A slightly eerie and haunting soundtrack to that predominantly regretful lifestyle, ‘Blue Beat’ also marks one of Chris Farlowe’s earliest recordings, actually his third release, and second for Decca. Apparently recorded to cash in on the brief bluebeat movement, which seems to have resurfaced more times than we can all count, it’s a pretty fine record, faux ska guitar pattern and all.

About ten years back, armed with a page of blank jukebox tabs, I approached Alan Price for a signature at an after party for the 60′s Extravaganza show featuring his band, The Alan Price Set, plus The Zombies, Manfred Mann and Chris Farlowe at The Royal Albert Hall. Having done his jukebox tab duty with ‘Simon Smith And The Amazing Dancing Bear’, he was only too happy to volunteer Chris Farlowe sign one as well. Shouting across the room for him to come quick, our man B lined my way.

Upon arrival, Alan Price proclaims, “Chris, you have to do this, it’s a top idea”.

Baffled, Chris Farlowe obliged. Pretty handy that these guys were from a generation that would, sometimes catastrophically, sign anything, hence here was my chance:

Above: Jukebox Tab signed by Chris Farlowe


Tuesday, October 28th, 2008

Simon Smith And The Amazing Dancing Bear / Alan Price Set

Listen: Simon Smith And The Amazing Dancing Bear / Alan Price Set
Simon Smith And The Amazing Dancing Bear / Alan Price Set

His original band, The Alan Price Combo, morphed into The Animals once Eric Burdon joined up. A few years later though, he left forming The Alan Price Set, a six piece that included a few brass players. Weened as many of the Flamingo All-Nighter keyboardists were, on Jimmy Smith and Jimmy McGriff, he and the band’s live show was probably way more blues, rootsy and jazzy than the singles released. All but the first (‘I Put A Spell On You’) were polished up for the charts, but it worked. They had a string of hits, and like Manfred Mann during the period, chose really interesting material to cover. One example being this Randy Newman song. With a great voice like his, these singles just had magic. I remember seeing a B&W clip of this on AMERICAN BANDSTAND back then. God I wish it would turn up on youtube.


Saturday, October 11th, 2008

Listen: Rock The Nation / Montrose
Rock The Nation / Montrose

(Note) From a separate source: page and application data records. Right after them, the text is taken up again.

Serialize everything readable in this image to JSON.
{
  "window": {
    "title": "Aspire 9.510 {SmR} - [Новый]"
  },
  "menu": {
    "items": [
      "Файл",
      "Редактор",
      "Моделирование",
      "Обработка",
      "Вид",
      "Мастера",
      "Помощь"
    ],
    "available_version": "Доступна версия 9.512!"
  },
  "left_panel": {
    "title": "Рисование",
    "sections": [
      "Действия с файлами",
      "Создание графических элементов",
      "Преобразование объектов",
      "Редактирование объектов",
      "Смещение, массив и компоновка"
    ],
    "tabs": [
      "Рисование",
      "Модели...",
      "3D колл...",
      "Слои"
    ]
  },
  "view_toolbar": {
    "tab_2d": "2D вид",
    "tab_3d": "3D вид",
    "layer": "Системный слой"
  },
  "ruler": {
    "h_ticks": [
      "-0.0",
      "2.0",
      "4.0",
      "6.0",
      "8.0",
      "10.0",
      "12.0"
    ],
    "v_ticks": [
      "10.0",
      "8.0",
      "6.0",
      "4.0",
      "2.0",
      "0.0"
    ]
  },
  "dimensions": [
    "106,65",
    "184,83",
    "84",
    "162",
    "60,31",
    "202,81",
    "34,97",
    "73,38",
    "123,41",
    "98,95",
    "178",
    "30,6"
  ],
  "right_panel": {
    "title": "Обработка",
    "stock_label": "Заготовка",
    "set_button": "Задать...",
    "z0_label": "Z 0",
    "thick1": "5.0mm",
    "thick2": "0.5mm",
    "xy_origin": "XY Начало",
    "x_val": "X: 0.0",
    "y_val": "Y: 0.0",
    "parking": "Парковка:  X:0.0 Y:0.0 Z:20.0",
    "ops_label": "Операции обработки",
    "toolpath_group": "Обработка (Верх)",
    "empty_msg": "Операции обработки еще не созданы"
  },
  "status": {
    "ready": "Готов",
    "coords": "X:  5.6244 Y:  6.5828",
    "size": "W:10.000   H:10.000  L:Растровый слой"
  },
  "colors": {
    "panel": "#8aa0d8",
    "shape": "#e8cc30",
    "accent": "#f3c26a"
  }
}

Montrose. If it’s good it’s always good. You may remember a time in punkcentric ’77 when Montrose was a nasty word, representing the hard rock, metal hair band, LA Sunset Strip. A frozen in time culture when we were all teens and knew way more than those folks did. Yeah right. Like the reality of every musical movement, there were great things happening which we happily turned our nose to at the time. I secretly didn’t. Montrose was one. I went to LA for the 1st time in May ’73 at the invitation of Rich Fazekas, then promotion guy for United Artists. We’d stuck up a friendship (lasting until this day) as a result of him promoting their UK signings (The Move, Family. Hawkwind, Man, Help Yourself). This resulted in my self-serving position of playing them on my college station even though no one was probably listening, which was basically the situation for all of us in small towns acting as cities. Still it got me a relationship with Rich. So in May ’73, at his invitation, I schlepped to LA. Bless his heart, Rich introduced me to mexican food, took me to the Troubadour for a jaw dropping Tim Buckley show, we raided a publishing company with Greg Shaw that was dumping all their 7″ singles (I got many sick things like several copies of The Alan Price Set’s ‘I Put A Spell On You’) and took me to see The Pretty Things 1st US shows at the Whisky (which was the ultimate point of the trip originally). Somewhere in that 4 day blur, we went to Warner Brothers Studios to see Montrose making their 1st album. I vividly remember this song being recorded – but I’m not choosing to post it for nostogia or show off reasons – instead becuase it is so ‘the real thing’ and sounds it until this day – and in mono my friends, straight from my 7″. I hope you love it like I do. I never hear it anymore – not that I did then. Hopefully someone will discover it here and make Montrose some well deserved $.